I don’t agree with the hypothesis that it is because Card is a Mormon that he has these beliefs. After all, Stephenie Meyer is Mormon and she approves of teenage werewolves falling in love with infants. Guy on guy love has to be more acceptable than that.
I am not a religious person, but I can be semi-tolerant of religious people as long as it’s not being rammed down my throat (said the altar boy to the priest- ba dump bump). This isn’t helping my argument, is it? As a whole I think I am a person who is tolerant of a lot of different beliefs – UFOs, ghosts, reincarnation, etc. I might not believe it all, but I won’t stop being your friend if you do. The same cannot be said of bigotry. I cannot be tolerant of a person if they are a bigot, that’s just who I am. It is here that I am going to refrain from ranting about how a lot of persecution is caused by religion, mostly because without religion, humanity would probably be raping and pillaging their way to anarchy.
Suffice it to say, I do not agree with anything Card believes in as a person, and with all this in my head I started reading. Albeit I started reading with regret that I had forked $6 of my money to support a racist, homophobic, crazy person.
The book started off with an intriguing premise. Society is fighting an alien race called the Buggers, and they cultivate and train intellectual and gifted children in society in what they call Battle School to fight this threat. Ender Wiggin (the chosen one) is a Third, a third child only sanctioned birth by the government due to the near success in the program of his siblings. He is taken to Battle School and quickly moves up the ranks, proving to be capable of fighting successfully and using impressive problem solving skills for a six year old boy.
Despite the strange dialogue and the confusing world I was thrust right into, I didn’t exactly mind the beginning of the novel. I didn’t fall in love with it or think it was the most amazing thing in the world, but it wasn’t bad either. And I soon forgot everything I knew about the author. That is until I found the below examples, which stopped me in my tracks.
I am currently halfway through the book and I have come across three blatant examples of racism. The first occurs between Ender and a friend of his from the same Launch group. Ender is the initial speaker.
“‘Hey, we can’t all be niggers.’
Alai grinned. ‘My grandpa would’ve killed you for that.’
‘My great great grandpa would have sold him first.’”
Maybe the world we live in now is way more PC than it was when this novel was written, or in this world racism is “funny”. Regardless, neither character seems bothered by the conversation and they go so far as to bond over it. Bonding over racism. Fun.
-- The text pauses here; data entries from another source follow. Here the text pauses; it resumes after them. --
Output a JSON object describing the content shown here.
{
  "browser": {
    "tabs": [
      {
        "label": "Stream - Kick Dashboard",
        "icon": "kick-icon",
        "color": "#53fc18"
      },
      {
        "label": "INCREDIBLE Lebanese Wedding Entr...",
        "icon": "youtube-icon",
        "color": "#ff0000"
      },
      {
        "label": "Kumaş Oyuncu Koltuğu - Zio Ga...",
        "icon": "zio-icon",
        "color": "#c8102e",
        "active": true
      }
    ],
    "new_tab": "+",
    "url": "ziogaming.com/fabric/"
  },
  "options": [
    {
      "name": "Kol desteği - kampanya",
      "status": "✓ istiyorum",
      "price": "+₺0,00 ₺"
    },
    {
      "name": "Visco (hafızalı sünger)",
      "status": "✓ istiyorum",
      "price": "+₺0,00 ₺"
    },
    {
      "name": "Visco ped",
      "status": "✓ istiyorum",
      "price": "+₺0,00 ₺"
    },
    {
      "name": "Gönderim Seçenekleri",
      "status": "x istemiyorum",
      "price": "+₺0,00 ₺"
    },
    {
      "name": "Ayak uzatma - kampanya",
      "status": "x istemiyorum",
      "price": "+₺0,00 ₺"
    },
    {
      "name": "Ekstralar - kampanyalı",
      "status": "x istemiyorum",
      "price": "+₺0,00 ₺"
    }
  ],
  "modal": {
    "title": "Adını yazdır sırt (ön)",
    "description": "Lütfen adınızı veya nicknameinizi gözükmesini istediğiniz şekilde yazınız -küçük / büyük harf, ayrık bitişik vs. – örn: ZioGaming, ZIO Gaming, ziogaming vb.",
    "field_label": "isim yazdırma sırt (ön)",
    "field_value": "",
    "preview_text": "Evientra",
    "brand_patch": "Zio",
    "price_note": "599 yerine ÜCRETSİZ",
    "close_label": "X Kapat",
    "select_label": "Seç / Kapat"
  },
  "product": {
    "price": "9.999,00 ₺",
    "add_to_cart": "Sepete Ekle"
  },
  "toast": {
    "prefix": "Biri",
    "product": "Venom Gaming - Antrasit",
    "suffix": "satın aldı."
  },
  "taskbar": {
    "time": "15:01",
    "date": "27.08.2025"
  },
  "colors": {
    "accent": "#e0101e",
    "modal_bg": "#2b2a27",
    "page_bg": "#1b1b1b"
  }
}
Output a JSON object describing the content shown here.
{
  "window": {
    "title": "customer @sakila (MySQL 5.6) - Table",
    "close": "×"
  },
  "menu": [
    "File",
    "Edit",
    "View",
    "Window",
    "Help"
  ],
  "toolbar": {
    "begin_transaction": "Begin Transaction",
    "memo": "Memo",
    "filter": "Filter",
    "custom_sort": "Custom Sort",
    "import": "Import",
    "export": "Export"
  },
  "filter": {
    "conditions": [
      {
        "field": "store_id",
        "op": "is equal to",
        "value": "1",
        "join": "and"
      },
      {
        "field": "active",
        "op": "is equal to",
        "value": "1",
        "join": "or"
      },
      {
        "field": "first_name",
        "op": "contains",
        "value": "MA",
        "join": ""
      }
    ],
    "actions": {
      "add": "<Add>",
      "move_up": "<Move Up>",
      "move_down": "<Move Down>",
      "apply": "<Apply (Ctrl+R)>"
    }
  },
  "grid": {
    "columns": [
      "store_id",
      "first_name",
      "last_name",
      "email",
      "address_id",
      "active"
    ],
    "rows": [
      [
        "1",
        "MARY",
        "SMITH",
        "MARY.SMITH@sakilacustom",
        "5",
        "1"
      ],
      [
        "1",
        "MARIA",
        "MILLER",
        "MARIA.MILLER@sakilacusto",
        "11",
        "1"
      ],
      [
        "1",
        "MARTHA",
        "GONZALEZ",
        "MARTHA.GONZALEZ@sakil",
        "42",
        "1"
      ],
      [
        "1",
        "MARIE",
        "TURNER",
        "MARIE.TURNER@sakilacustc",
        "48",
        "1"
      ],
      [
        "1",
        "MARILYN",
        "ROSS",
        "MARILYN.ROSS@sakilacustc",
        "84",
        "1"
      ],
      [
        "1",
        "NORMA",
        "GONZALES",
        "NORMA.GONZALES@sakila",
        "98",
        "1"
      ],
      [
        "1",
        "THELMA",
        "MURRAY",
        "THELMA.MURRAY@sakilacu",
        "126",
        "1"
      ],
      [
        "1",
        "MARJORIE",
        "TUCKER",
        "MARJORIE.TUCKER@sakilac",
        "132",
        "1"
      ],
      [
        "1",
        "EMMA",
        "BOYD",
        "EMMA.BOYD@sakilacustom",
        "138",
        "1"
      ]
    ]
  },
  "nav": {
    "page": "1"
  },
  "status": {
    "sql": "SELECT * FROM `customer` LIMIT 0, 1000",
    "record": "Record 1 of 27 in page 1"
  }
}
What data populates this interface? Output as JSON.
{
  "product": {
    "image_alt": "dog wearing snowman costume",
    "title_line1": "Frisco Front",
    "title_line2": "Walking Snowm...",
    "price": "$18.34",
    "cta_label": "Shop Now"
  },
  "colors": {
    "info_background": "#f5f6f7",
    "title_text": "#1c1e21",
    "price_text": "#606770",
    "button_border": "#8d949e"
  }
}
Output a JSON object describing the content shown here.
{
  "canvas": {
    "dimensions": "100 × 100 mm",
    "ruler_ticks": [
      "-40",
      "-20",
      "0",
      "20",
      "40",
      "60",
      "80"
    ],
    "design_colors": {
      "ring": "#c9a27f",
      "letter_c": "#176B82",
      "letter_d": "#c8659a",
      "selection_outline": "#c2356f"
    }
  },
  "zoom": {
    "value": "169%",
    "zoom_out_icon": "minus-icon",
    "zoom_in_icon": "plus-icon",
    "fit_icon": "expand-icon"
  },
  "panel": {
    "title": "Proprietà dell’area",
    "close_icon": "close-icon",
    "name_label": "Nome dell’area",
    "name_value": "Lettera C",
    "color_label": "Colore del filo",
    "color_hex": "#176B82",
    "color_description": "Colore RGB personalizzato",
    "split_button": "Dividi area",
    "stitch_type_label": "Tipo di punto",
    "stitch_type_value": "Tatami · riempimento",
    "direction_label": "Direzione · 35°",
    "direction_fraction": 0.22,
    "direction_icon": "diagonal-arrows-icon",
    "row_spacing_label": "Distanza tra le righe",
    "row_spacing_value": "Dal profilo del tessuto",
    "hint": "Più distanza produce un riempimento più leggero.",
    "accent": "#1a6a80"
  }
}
The second example is not a direct quote but rather the belief in this world that Jews are particularly adroit Commanders, so much so that Strike Forces are jokingly referred to as Kike Forces. This could be played off as a convention of the world Card creates, but he goes a step further and places a Jewish character nicknamed Rose the Nose (you read that right) as Commander of the Rat Army (yeah, he went there). All the Armies in Battle School are given animal names (Salamander, Condor, etc) but Card chooses to place a decidedly Jewish character as the head of the Rats- a moniker used as propaganda in Nazi Germany. I don’t know how I feel about that. And by I don’t know I mean I feel a smashing all consuming hatred. Especially because it was done so deliberately.
Not to mention the comment, “That little slanty-eyed butt-wiggler?”. I have learned that “slanty-eyed” was later removed from newer copies of the text, but Card’s slur is still known, thanks to the internet. See kids, time doesn’t fix everything. At least since the invention of the world wide web.
Ultimately, I don’t hate Ender’s Game as much as I hate its author, but it certainly doesn’t help that his true self shines through in the text. I’m hopeful however that this racism is not what people take away from the text (why would so many people like it if they did?) but rather for the excitement and brutality of Ender’s world.
How does this answer my hypothesis? It doesn’t. Perhaps I think the novel is only so-so because I am not a giant science-fiction fan, perhaps it’s because I knew Card was a racist and went out of my way looking for examples of his bigotry. Unfortunately, without a time machine it would be impossible to say if I think this book is just okay because it’s not my genre or it’s just okay because the racist tendencies in the writing jars and upsets me.
Unfortunately, I ruined my own experiment before I even started.